Alzheimer’s disease is fairly common in aging adults. However, it is not the only health condition they are susceptible to. Seniors can face a variety of challenges as they age, many of which can be mitigated with the help of professional in-home caregivers who provide high-quality home care. Bridgewater families trust in Home Care Assistance to help their elderly loved ones age in place safely and comfortably.
During a recent study of Alzheimer’s disease, scientists at Washington University in St. Louis may have found a way to halt the neurological damage caused by tau. Here is some useful information about their research.
What Is Tau?
Tau is a naturally occurring protein in the brain. When functioning properly, it stabilizes microtubules and aids in cell transport. In its intended capacity, tau keeps the transportation tracks of the brain straight, even, and ideal for travel. Everything from cell parts to food molecules travel along this protein-based transport system, and when it is damaged it can cause certain neurological dysfunctions.
How Does Tau Damage the Brain?
When tau is not functioning appropriately, it can collapse into tangles. The neurological transportation system gets twisted, and it can eventually disintegrate. This impedes cell function in the brain, as nutrients and essential supplies can no longer reach their intended destination. These tangles can impair the parts of the brain involved in thinking, planning, learning, and memory, and they are often found in seniors afflicted with Alzheimer’s.
Living with a serious health condition can make it challenging for seniors to age in place. However, they can maintain a higher quality of life with the help of professional live-in care. Bridgewater seniors can benefit from assistance with meal prep, bathing, transportation to the doctor’s office, medication reminders, and much more.
What Does the New Research Suggest?
The researchers at Washington University in St. Louis have studied the tau protein, and they have found that levels of this protein can in fact be reduced. By impeding the production of the protein, the researchers were able to prevent neurological damage and, in some cases, even reverse existing damage.
How Did the Scientists Conduct Their Study?
The researchers used genetically modified mice to test their tau protein hypothesis.

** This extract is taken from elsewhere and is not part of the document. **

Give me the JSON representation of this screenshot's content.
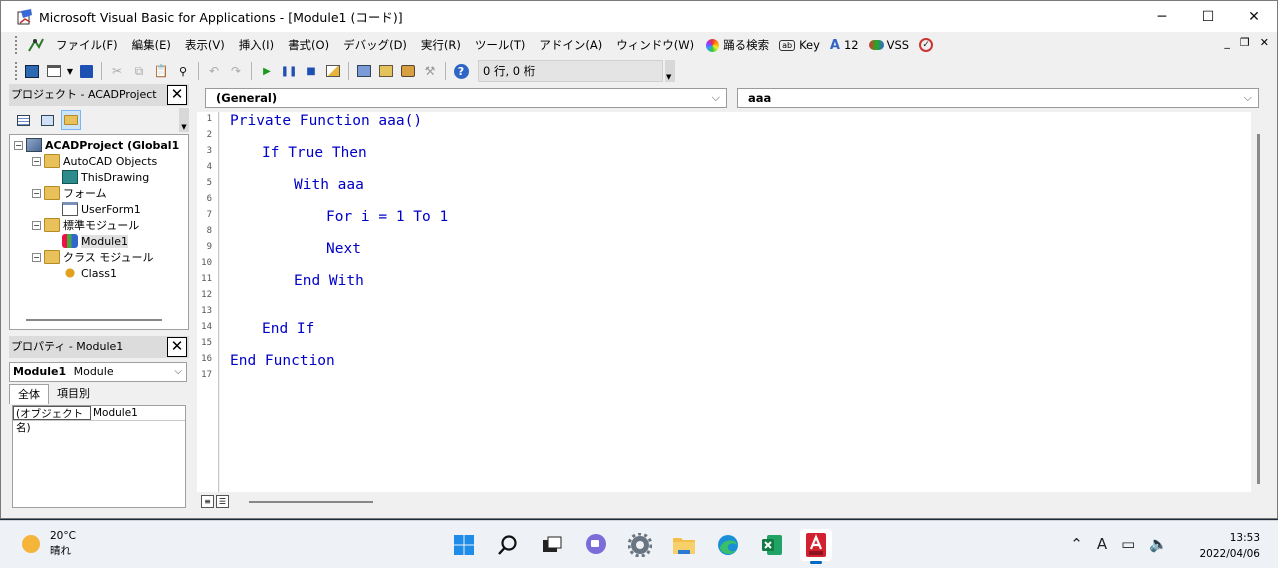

They modified the mice so their brains would create a type of tau that tends to form clumps. These mice developed tau tangles similar to those found in humans with neurological conditions such as Alzheimer’s.
The scientists then treated the mice with a molecule known as antisense oligonucleotide, which obstructs the body’s ability to build proteins and destroys the message before it reaches the part of the body that creates harmful tau.

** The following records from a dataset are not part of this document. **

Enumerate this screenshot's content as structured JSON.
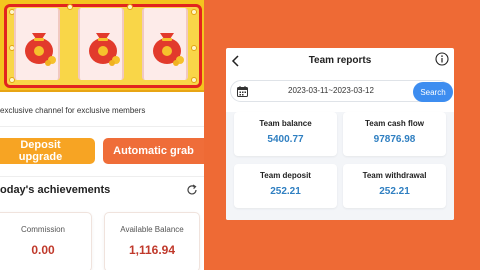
{
  "left": {
    "slot_reels": [
      "money-bag-icon",
      "money-bag-icon",
      "money-bag-icon"
    ],
    "channel_text": "exclusive channel for exclusive members",
    "deposit_button": "Deposit upgrade",
    "auto_grab_button": "Automatic grab",
    "achievements_title": "oday's achievements",
    "stats": [
      {
        "label": "Commission",
        "value": "0.00"
      },
      {
        "label": "Available Balance",
        "value": "1,116.94"
      }
    ]
  },
  "report": {
    "title": "Team reports",
    "date_range": "2023-03-11~2023-03-12",
    "search_label": "Search",
    "metrics": [
      {
        "label": "Team balance",
        "value": "5400.77"
      },
      {
        "label": "Team cash flow",
        "value": "97876.98"
      },
      {
        "label": "Team deposit",
        "value": "252.21"
      },
      {
        "label": "Team withdrawal",
        "value": "252.21"
      }
    ]
  },
  "colors": {
    "background": "#ee6a35",
    "deposit_button": "#f7a423",
    "auto_grab_button": "#ef6d39",
    "search_button": "#3d8df0",
    "metric_value": "#2f7fc1",
    "stat_value": "#c0392b"
  }
}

When the mice were treated with this molecule, the buildup of tau was lessened and reversed, and neurological cell death was halted. The treated mice also lived longer than their untreated counterparts, and they showed signs of heightened cognitive performance.
When Will This Treatment Be Available for Humans?
The Food and Drug Administration has approved oligonucleotide treatments for humans. It is currently being administered to people with the neuromuscular diseases such as spinal muscular atrophy and Duchenne muscular dystrophy. Trials for ALS and Huntington’s disease are also being conducted and may yield positive results for people with neuromuscular concerns. These treatments are not yet approved for use on seniors with Alzheimer’s. However, the research conducted thus far is very promising.
For many families in Bridgewater, NJ, Alzheimer’s care is an essential component of helping their elderly loved ones remain healthy, safe, and happy in the comfort of home. From cognitive stimulation to help with tasks like meal prep, light housekeeping, and transportation, the caregivers at Home Care Assistance are the top choice for families who cannot provide the Alzheimer’s care their aging loved ones need and deserve. If your senior loved one has recently been diagnosed with Alzheimer’s disease and needs help with his or her daily activities, call us today at 908.450.9400.